• TASK DIRECTIONS: What the task needs is every record repeated exactly, nothing more.

MATERIAL PROVIDED: Begin

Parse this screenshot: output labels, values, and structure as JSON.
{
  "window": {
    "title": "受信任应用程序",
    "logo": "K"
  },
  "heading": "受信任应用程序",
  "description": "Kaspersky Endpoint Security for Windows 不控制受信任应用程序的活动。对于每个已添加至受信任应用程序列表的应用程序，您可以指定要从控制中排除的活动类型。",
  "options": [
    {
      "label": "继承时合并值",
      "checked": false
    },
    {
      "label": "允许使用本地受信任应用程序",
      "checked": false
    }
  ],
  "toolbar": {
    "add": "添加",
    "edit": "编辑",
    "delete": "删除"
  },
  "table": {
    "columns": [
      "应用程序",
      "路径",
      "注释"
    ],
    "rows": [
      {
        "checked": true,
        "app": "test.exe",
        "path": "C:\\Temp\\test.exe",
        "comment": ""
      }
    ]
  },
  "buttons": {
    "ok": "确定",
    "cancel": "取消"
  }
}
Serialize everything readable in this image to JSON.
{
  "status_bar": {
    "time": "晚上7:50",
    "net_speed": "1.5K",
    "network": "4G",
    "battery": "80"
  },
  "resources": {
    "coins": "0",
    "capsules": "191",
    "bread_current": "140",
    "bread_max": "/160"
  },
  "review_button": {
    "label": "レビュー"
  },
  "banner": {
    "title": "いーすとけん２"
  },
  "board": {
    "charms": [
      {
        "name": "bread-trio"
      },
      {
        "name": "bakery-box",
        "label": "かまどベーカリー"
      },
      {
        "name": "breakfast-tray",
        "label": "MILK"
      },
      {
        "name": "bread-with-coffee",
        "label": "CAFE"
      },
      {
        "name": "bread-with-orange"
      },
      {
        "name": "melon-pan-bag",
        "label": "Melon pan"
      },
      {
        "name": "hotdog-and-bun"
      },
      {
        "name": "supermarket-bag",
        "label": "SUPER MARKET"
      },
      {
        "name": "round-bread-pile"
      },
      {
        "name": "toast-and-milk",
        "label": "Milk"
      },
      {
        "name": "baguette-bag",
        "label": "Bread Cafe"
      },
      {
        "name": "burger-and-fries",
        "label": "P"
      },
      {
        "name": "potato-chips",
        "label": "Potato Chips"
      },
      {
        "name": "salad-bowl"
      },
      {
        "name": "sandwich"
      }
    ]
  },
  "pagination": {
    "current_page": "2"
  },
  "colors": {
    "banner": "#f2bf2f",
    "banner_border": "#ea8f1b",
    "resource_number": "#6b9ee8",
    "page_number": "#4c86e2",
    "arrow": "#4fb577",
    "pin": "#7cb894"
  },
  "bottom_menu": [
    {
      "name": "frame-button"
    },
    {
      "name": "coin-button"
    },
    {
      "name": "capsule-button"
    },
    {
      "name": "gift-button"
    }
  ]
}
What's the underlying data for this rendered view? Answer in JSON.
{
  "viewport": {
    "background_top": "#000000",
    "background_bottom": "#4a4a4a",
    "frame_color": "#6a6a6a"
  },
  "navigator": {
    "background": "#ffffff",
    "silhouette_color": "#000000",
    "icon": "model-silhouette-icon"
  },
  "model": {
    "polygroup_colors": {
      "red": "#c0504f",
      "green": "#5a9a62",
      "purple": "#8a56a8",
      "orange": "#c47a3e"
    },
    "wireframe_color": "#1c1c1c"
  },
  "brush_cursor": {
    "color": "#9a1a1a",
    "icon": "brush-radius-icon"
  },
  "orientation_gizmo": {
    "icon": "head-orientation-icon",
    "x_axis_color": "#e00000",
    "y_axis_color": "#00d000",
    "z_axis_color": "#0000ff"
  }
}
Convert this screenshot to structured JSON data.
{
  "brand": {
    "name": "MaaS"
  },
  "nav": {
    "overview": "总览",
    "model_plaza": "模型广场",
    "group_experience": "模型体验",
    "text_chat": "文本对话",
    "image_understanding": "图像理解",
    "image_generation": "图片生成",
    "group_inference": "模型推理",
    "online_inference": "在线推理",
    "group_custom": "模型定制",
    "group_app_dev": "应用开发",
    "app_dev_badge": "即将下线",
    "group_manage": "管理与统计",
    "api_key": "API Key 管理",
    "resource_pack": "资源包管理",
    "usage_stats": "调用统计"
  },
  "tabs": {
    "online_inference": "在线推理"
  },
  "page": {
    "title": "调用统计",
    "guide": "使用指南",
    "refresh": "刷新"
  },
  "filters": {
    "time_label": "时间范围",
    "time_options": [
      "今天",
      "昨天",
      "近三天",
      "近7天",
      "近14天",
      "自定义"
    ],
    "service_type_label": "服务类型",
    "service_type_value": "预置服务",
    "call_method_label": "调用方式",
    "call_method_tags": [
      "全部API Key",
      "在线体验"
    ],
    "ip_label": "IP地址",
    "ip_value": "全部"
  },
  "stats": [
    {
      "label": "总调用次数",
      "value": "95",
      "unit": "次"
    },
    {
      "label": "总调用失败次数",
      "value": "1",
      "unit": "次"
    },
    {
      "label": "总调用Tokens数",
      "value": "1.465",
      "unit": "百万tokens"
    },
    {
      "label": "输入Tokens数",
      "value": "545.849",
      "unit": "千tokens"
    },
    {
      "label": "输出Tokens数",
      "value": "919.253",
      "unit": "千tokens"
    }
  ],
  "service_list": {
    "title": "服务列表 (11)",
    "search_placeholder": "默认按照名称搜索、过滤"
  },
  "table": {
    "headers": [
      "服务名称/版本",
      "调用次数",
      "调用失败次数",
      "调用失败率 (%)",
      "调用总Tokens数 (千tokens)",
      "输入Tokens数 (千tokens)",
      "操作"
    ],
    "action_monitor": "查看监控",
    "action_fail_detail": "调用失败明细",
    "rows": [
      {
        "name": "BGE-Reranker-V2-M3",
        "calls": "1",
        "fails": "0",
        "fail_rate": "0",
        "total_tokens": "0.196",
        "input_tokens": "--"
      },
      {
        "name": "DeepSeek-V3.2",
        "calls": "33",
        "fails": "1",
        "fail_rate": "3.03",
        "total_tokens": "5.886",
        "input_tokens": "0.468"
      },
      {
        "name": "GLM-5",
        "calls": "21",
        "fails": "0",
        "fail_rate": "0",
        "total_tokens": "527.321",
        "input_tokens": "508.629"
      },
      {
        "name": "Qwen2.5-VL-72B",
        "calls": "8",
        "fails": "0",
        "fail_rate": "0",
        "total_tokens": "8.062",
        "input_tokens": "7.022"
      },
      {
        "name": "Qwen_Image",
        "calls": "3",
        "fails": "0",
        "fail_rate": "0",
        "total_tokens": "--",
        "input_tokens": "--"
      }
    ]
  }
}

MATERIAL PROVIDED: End

• RESPONSE BOX:
Parse this screenshot: output labels, values, and structure as JSON.
{
  "window": {
    "title": "受信任应用程序",
    "logo": "K"
  },
  "heading": "受信任应用程序",
  "description": "Kaspersky Endpoint Security for Windows 不控制受信任应用程序的活动。对于每个已添加至受信任应用程序列表的应用程序，您可以指定要从控制中排除的活动类型。",
  "options": [
    {
      "label": "继承时合并值",
      "checked": false
    },
    {
      "label": "允许使用本地受信任应用程序",
      "checked": false
    }
  ],
  "toolbar": {
    "add": "添加",
    "edit": "编辑",
    "delete": "删除"
  },
  "table": {
    "columns": [
      "应用程序",
      "路径",
      "注释"
    ],
    "rows": [
      {
        "checked": true,
        "app": "test.exe",
        "path": "C:\\Temp\\test.exe",
        "comment": ""
      }
    ]
  },
  "buttons": {
    "ok": "确定",
    "cancel": "取消"
  }
}
Serialize everything readable in this image to JSON.
{
  "status_bar": {
    "time": "晚上7:50",
    "net_speed": "1.5K",
    "network": "4G",
    "battery": "80"
  },
  "resources": {
    "coins": "0",
    "capsules": "191",
    "bread_current": "140",
    "bread_max": "/160"
  },
  "review_button": {
    "label": "レビュー"
  },
  "banner": {
    "title": "いーすとけん２"
  },
  "board": {
    "charms": [
      {
        "name": "bread-trio"
      },
      {
        "name": "bakery-box",
        "label": "かまどベーカリー"
      },
      {
        "name": "breakfast-tray",
        "label": "MILK"
      },
      {
        "name": "bread-with-coffee",
        "label": "CAFE"
      },
      {
        "name": "bread-with-orange"
      },
      {
        "name": "melon-pan-bag",
        "label": "Melon pan"
      },
      {
        "name": "hotdog-and-bun"
      },
      {
        "name": "supermarket-bag",
        "label": "SUPER MARKET"
      },
      {
        "name": "round-bread-pile"
      },
      {
        "name": "toast-and-milk",
        "label": "Milk"
      },
      {
        "name": "baguette-bag",
        "label": "Bread Cafe"
      },
      {
        "name": "burger-and-fries",
        "label": "P"
      },
      {
        "name": "potato-chips",
        "label": "Potato Chips"
      },
      {
        "name": "salad-bowl"
      },
      {
        "name": "sandwich"
      }
    ]
  },
  "pagination": {
    "current_page": "2"
  },
  "colors": {
    "banner": "#f2bf2f",
    "banner_border": "#ea8f1b",
    "resource_number": "#6b9ee8",
    "page_number": "#4c86e2",
    "arrow": "#4fb577",
    "pin": "#7cb894"
  },
  "bottom_menu": [
    {
      "name": "frame-button"
    },
    {
      "name": "coin-button"
    },
    {
      "name": "capsule-button"
    },
    {
      "name": "gift-button"
    }
  ]
}
What's the underlying data for this rendered view? Answer in JSON.
{
  "viewport": {
    "background_top": "#000000",
    "background_bottom": "#4a4a4a",
    "frame_color": "#6a6a6a"
  },
  "navigator": {
    "background": "#ffffff",
    "silhouette_color": "#000000",
    "icon": "model-silhouette-icon"
  },
  "model": {
    "polygroup_colors": {
      "red": "#c0504f",
      "green": "#5a9a62",
      "purple": "#8a56a8",
      "orange": "#c47a3e"
    },
    "wireframe_color": "#1c1c1c"
  },
  "brush_cursor": {
    "color": "#9a1a1a",
    "icon": "brush-radius-icon"
  },
  "orientation_gizmo": {
    "icon": "head-orientation-icon",
    "x_axis_color": "#e00000",
    "y_axis_color": "#00d000",
    "z_axis_color": "#0000ff"
  }
}
Convert this screenshot to structured JSON data.
{
  "brand": {
    "name": "MaaS"
  },
  "nav": {
    "overview": "总览",
    "model_plaza": "模型广场",
    "group_experience": "模型体验",
    "text_chat": "文本对话",
    "image_understanding": "图像理解",
    "image_generation": "图片生成",
    "group_inference": "模型推理",
    "online_inference": "在线推理",
    "group_custom": "模型定制",
    "group_app_dev": "应用开发",
    "app_dev_badge": "即将下线",
    "group_manage": "管理与统计",
    "api_key": "API Key 管理",
    "resource_pack": "资源包管理",
    "usage_stats": "调用统计"
  },
  "tabs": {
    "online_inference": "在线推理"
  },
  "page": {
    "title": "调用统计",
    "guide": "使用指南",
    "refresh": "刷新"
  },
  "filters": {
    "time_label": "时间范围",
    "time_options": [
      "今天",
      "昨天",
      "近三天",
      "近7天",
      "近14天",
      "自定义"
    ],
    "service_type_label": "服务类型",
    "service_type_value": "预置服务",
    "call_method_label": "调用方式",
    "call_method_tags": [
      "全部API Key",
      "在线体验"
    ],
    "ip_label": "IP地址",
    "ip_value": "全部"
  },
  "stats": [
    {
      "label": "总调用次数",
      "value": "95",
      "unit": "次"
    },
    {
      "label": "总调用失败次数",
      "value": "1",
      "unit": "次"
    },
    {
      "label": "总调用Tokens数",
      "value": "1.465",
      "unit": "百万tokens"
    },
    {
      "label": "输入Tokens数",
      "value": "545.849",
      "unit": "千tokens"
    },
    {
      "label": "输出Tokens数",
      "value": "919.253",
      "unit": "千tokens"
    }
  ],
  "service_list": {
    "title": "服务列表 (11)",
    "search_placeholder": "默认按照名称搜索、过滤"
  },
  "table": {
    "headers": [
      "服务名称/版本",
      "调用次数",
      "调用失败次数",
      "调用失败率 (%)",
      "调用总Tokens数 (千tokens)",
      "输入Tokens数 (千tokens)",
      "操作"
    ],
    "action_monitor": "查看监控",
    "action_fail_detail": "调用失败明细",
    "rows": [
      {
        "name": "BGE-Reranker-V2-M3",
        "calls": "1",
        "fails": "0",
        "fail_rate": "0",
        "total_tokens": "0.196",
        "input_tokens": "--"
      },
      {
        "name": "DeepSeek-V3.2",
        "calls": "33",
        "fails": "1",
        "fail_rate": "3.03",
        "total_tokens": "5.886",
        "input_tokens": "0.468"
      },
      {
        "name": "GLM-5",
        "calls": "21",
        "fails": "0",
        "fail_rate": "0",
        "total_tokens": "527.321",
        "input_tokens": "508.629"
      },
      {
        "name": "Qwen2.5-VL-72B",
        "calls": "8",
        "fails": "0",
        "fail_rate": "0",
        "total_tokens": "8.062",
        "input_tokens": "7.022"
      },
      {
        "name": "Qwen_Image",
        "calls": "3",
        "fails": "0",
        "fail_rate": "0",
        "total_tokens": "--",
        "input_tokens": "--"
      }
    ]
  }
}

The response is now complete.